While the above areas are clearly exciting from a financial inclusion perspective, there are a few sub-sectors that inherently do not lend themselves for mass scale adoption, making them unlikely targets for early stage impact focused funds. Such sub-segments are unlikely to be solving a pressing need for lower income sections of the population, thereby limiting their potential for mass scale financial disruption.
1. Payments — This is perhaps one of the largest Fintech sub-sectors in terms of innovation and investment activity. Technological advancements in payments are changing the way the Indian consumer spends money.Unfortunately, these companies typically require large marketing spends to drive customer adoption and in turn, earn a sliver of the transaction value and, as a result may not be a great fit for early stage impact-focused funds.
2. P2P Lending — Online P2P lending companies work as marketplaces that bring individual borrowers and lenders together for loan transactions without the intervention of traditional financial institutions. This is a sub-segment that has the potential to be a strong alternate investment/lending channel. It will be interesting to wait and watch as to how this sector evolves especially with regard to the regulatory environment as RBI is keeping a close watch and is in process of formulating regulations for this space.
3. SME Lending Marketplaces — From an impact lens, these startups need to cater to the long tail of SMEs. So far, most of the companies tend to be lead gen channels for banks or finance companies without creating true disruption or significantly shortening time to credit for small businesses.
4. Real Estate Tech Platforms — There are some exciting business models being evolved here such as extending the mutual fund/pooling concept to make real estate investments more accessible and affordable, elimination of middlemen by using technology to discovery properties, leveraging technology to verify property titles etc. However, this space too is unlikely have potential for mass disruption as it doesn’t currently solve a pressing need for lower income sections of the population.
So, what are the kind of Fintech startups that funds such as Unitus Ventures would like to invest in? The power to create a multiplier effect is what draws investors, whether mainstream or impact-focused, to Fintech companies.

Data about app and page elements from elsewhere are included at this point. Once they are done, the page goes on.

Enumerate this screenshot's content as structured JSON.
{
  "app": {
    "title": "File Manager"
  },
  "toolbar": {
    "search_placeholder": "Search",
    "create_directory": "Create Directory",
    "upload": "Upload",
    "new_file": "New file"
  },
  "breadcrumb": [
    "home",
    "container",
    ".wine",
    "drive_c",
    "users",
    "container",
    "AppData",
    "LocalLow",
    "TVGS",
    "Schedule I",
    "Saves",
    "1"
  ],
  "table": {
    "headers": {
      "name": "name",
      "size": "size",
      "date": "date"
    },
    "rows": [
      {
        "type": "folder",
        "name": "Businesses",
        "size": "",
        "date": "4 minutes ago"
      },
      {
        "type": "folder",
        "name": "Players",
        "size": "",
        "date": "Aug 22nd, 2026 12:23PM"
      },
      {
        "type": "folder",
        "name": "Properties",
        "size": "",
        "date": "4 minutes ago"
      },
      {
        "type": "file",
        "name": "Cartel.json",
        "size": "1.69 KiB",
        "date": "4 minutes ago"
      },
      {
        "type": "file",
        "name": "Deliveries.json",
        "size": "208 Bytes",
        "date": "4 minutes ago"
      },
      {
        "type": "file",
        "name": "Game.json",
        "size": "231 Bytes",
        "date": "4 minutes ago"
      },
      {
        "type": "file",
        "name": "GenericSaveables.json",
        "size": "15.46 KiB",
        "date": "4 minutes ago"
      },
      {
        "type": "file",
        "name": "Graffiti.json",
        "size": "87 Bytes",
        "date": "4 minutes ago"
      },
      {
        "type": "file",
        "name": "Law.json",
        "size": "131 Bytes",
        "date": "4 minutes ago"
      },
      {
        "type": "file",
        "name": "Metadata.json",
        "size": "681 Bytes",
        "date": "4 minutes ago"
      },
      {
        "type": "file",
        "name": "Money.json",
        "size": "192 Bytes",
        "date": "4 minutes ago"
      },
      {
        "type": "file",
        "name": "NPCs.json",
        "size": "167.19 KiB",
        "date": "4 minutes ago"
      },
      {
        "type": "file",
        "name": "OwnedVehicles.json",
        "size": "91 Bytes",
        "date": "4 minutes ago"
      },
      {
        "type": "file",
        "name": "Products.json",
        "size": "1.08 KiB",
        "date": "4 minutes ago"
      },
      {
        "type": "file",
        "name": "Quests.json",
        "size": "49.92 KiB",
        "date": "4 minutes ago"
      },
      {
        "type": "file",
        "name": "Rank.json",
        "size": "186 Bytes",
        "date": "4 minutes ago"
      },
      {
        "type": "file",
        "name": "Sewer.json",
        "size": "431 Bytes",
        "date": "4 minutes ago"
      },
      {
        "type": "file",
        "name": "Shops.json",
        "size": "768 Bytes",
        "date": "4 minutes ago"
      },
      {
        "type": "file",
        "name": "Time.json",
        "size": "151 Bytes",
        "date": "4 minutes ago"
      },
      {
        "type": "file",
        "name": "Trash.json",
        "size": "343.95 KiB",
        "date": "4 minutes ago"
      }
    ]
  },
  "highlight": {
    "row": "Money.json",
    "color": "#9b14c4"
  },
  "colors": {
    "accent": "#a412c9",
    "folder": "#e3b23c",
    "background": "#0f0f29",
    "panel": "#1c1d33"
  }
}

The Uberization of banking, the WhatsApp moment in the financial sector, the Unbundling of banks- whatever words you may choose to describe the ‘Fintech’ revolution, the truth is that startups creating true mass scale disruption are here to stay.
We, at Unitus Ventures, are looking for Fintech startups that have the potential to create mass scale impact by leveraging technology to provide financial services at a fraction of the current cost. We’re looking for real Fintech, not old Fin in the garb of new Tech.